The push for clarity on joint employer status appears to be gaining momentum within the Trump Administration. In a brief statement on June 7, Secretary of Labor Alexander Acosta announced “the withdrawal of the U.S. Department of Labor’s 2015 and 2016 informal guidance on joint employment and independent contractors.”
The National Retail Federation was among those welcoming the announcement that the Labor Department that it would withdraw the “burdensome guidance.” That created “seemingly limitless liability in business to business relationships.”
"The announcement from the Labor Department is an important first step in reversing one of the most onerous regulations imposed by the previous administration on businesses,” Matthew Shay, NRF’s president and CEO, said at the time. “Drastically expanding joint employer liability to hold one business responsible for the actions of another independent business, such as a subcontractor or franchisee, did nothing to protect employees and only created uncertainty that led to more growth-chilling litigation.”
“Retailers hope Congress will build on this progress and put the issue to rest once and for all with clear, fair legislation defining joint employers,” he added.
An attempt at that sort of legislation emerge with the Save Local Business Act. It was born of concerns that, despite the Labor Department move, the plaintiff’s bar and some judges could continue to perpetuate problems.
In January 2017, the U.S. Court of Appeals for the Fourth Circuit adopted an expansive new joint employer standard under the FLSA in Salinas v. Commercial Interiors, Inc.

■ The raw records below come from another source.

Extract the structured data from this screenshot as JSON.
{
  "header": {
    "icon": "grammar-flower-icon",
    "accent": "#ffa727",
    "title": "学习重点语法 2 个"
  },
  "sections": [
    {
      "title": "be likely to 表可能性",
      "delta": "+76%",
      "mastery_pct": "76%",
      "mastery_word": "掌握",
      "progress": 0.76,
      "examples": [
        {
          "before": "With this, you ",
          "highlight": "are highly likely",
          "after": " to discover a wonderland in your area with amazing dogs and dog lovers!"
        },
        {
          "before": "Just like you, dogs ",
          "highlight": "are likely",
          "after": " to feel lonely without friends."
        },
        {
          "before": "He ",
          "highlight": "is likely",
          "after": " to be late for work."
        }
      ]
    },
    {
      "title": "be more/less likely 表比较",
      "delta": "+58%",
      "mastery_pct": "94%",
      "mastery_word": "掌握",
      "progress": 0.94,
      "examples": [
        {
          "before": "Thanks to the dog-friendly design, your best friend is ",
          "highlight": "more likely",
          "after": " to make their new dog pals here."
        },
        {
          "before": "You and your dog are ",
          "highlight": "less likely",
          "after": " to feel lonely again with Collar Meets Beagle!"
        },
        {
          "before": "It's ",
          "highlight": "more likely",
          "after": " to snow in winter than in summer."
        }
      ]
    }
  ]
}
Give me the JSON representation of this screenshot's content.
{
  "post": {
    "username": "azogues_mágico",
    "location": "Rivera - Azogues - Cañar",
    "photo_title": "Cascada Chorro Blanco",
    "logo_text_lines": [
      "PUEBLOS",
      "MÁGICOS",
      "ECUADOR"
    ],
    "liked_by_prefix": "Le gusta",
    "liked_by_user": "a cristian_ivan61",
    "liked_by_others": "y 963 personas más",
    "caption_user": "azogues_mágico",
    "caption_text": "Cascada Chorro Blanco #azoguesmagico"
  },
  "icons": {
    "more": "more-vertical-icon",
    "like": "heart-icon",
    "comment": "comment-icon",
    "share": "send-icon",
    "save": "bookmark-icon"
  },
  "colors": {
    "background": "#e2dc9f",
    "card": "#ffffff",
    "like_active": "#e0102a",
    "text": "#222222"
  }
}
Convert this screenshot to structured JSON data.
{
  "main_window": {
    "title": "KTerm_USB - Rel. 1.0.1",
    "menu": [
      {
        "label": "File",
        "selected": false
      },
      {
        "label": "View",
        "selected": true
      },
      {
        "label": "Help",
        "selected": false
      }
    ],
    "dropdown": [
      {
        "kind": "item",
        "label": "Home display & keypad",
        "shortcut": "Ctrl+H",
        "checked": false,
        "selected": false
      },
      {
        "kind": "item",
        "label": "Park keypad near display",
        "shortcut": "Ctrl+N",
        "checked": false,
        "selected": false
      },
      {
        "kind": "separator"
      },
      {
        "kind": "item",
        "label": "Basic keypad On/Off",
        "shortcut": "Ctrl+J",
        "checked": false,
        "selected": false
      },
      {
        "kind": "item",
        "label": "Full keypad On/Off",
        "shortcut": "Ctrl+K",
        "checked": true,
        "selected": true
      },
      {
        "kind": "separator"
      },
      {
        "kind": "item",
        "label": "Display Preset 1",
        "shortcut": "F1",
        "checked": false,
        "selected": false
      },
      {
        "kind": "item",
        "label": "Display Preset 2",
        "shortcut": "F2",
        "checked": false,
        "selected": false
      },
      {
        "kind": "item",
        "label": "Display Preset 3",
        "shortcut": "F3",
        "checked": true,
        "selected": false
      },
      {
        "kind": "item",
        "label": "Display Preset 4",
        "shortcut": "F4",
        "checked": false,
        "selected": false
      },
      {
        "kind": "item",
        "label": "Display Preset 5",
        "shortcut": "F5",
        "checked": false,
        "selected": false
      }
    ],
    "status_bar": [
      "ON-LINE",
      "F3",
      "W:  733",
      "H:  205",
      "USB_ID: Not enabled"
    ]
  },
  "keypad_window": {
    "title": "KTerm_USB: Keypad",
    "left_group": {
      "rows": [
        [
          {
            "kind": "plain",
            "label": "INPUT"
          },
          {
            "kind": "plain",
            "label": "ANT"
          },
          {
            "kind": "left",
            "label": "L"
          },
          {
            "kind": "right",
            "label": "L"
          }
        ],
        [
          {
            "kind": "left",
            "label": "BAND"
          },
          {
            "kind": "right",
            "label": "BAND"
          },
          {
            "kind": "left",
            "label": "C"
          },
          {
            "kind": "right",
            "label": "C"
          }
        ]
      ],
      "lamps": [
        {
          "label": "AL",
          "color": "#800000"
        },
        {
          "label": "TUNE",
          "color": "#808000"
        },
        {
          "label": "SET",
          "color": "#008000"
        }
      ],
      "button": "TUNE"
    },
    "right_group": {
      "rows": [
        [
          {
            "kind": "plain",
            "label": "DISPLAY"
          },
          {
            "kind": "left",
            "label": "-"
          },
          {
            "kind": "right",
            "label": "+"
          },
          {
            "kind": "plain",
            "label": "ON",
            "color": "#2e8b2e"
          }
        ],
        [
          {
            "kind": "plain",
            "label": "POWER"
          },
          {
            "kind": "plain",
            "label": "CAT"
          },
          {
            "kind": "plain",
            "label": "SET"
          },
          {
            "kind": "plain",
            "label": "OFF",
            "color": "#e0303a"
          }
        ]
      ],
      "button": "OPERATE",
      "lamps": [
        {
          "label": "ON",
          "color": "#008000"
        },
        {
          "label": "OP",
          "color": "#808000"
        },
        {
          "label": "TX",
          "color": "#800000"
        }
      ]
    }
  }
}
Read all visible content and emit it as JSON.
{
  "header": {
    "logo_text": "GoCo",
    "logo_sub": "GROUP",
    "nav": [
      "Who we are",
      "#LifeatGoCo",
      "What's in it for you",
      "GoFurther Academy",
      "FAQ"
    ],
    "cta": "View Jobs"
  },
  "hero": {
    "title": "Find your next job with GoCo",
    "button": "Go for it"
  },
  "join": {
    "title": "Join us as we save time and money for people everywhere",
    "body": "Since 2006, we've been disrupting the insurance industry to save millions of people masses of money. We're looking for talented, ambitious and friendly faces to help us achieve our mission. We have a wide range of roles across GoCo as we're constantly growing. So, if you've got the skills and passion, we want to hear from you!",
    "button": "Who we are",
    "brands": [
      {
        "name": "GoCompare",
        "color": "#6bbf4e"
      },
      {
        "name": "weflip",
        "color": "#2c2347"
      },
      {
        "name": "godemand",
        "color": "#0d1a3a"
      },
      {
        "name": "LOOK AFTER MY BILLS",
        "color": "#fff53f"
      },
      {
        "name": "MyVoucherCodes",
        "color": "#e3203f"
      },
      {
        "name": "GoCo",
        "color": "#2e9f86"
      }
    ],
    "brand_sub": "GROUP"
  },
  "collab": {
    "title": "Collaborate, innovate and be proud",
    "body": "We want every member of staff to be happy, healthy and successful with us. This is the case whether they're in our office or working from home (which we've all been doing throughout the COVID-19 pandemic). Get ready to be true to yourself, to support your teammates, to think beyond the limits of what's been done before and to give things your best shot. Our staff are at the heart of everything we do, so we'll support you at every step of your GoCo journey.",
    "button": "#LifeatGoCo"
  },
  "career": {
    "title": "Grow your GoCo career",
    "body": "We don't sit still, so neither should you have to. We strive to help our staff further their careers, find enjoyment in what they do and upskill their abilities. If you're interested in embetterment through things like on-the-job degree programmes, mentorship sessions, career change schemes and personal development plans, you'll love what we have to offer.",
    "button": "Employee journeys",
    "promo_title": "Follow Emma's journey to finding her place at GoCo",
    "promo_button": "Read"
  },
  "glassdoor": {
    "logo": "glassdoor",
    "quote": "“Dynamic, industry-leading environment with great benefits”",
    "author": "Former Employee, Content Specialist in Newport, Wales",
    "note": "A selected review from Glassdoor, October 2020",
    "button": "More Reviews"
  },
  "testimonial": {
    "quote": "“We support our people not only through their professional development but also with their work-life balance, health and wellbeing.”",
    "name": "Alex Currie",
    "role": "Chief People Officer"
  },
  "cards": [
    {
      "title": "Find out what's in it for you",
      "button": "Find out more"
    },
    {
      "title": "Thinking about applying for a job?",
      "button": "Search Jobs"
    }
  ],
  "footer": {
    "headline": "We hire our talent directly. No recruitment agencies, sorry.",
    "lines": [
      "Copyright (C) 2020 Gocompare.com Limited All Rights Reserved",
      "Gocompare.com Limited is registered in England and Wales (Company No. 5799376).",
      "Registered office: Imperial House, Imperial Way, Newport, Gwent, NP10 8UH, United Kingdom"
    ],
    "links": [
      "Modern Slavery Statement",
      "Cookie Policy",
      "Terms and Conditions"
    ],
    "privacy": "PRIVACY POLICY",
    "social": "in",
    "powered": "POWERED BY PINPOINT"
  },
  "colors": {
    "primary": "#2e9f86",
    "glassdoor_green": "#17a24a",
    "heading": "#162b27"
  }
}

The new test finds joint employer status under the FLSA where “two or more persons or entities are not completely disassociated …” with respect to their separate workplaces,” a fact sheet from Rep. Byrne’s office says.
“The Fourth Circuit’s test seems to make any relationship or collaboration between two businesses a joint employment relationship because the two entities will not be completely disassociated,” it says. “To make matters worse, Salinas states that ‘one factor alone can serve as the basis for finding that two or more… entities are not completely disassociated.’ This test is even broader than the joint employer test under Browning-Ferris, and has contributed to a growing patchwork of joint employer standards across the country.”
Byrne’s legislation reaffirms that two or more employers must have “actual, direct, and immediate” control over employees to be considered joint employers under the National Labor Relations Act and Fair Labor Standards Act.
The Save Local Business Act, as approved by committee, amends the NLRA and FLSA by defining joint employer relationships as follows:
“A person may be considered a joint employer in relation to an employee only if such person directly, actually, and immediately, and not in a limited and routine manner, exercises significant control over essential terms and conditions of employment, such as hiring employees, discharging employees, determining individual employee rates of pay and benefits, day-to-day supervision of employees, assigning individual work schedules, positions, and tasks, or administering employee discipline.”